                She got sick and had to move in with my Aunt Misty and Uncle James. Life and burned bridges separated most of us from one another. My parents divorced, I moved to Tennessee, my bro to Texas, and left Virginia in the rear view. It was about a year ago when I got a call that things had gotten pretty bad. I hadn’t seen her in 6 years, but found out that she was only living about 35 minutes from where I lived in Charlotte. A rush of emotions came over me as I drove to the hospital. Would I recognize her? Would she recognize me? What do you say to someone whose about to die? Will the other family members be there?
                I walked into the hospital and called my sister. She told me where to go and when I walked into the room, it was as if I were a clumsy little boy walking into the kitchen for more turkey and Mac and cheese. The whole family was standing around, and everyone was laughing. The stories flowed like the budget rate coffee being poured into Styrofoam cups. I walked in and hugged her. She was lying down, and she still had that beautiful silver hair and bright smile I’d always remembered. My mom came in with her own grandson. This was the first time Maw Maw had seen her great grandson. There aren’t words in the English language that could capture the joy on her face when she held that little one. The moment was sweeter than pumpkin pie, the kind of thing Norman Rockwell would have painted. As I looked around the room, at this saintly woman who was heading home to be with her Lord, I couldn’t help but thank the Lord for his covenant of grace that envelopes all his children.
                Things went from bad to worse fairly quickly. Her breathing was labored and we knew it wouldn’t be long. She began to utter some words that could barely be understood. When asked if she was sad, her reply rang deeper than any Gaither hymn ever could. “I’m ready to be with Jesus, and I sure do miss y’alls daddy”. She knew that when she crossed Jordan’s banks that she would be with her Lord. The lover of her soul. As life left her body, we all just kind of looked around. We began making the phone calls and funeral arrangements. Her final rest had been achieved.
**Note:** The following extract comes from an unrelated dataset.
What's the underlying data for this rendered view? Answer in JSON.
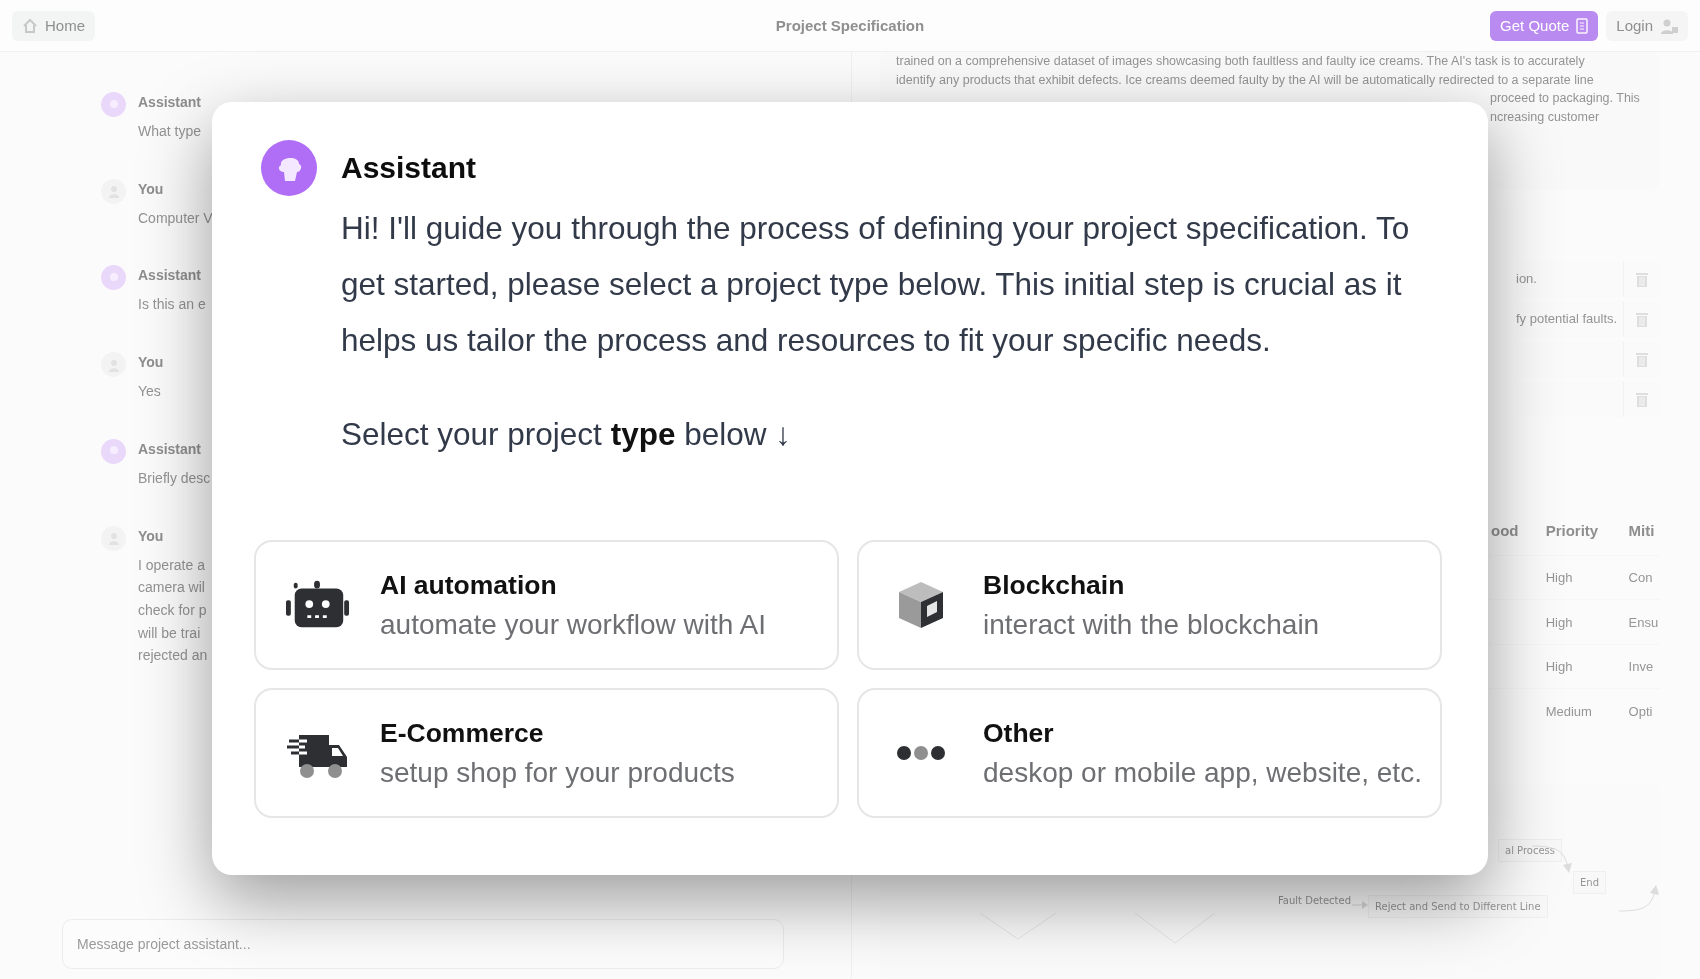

                The funeral was a joyful occasion. A Heavy set, sweaty preacher talked of the most saintly woman any of us had known. He sang a few of those Gaither hymns. My brother, a cowboy, who was as mean as a rattlesnake had tears in his eyes. My uncles, the rough and tumble men, with crooked smiles and crooked fingers, whom life had taken a pretty hefty toll on stood crying. The earth lost a pretty special woman, and heaven gained a faithful servant. 

Baptism of Jesse Taylor: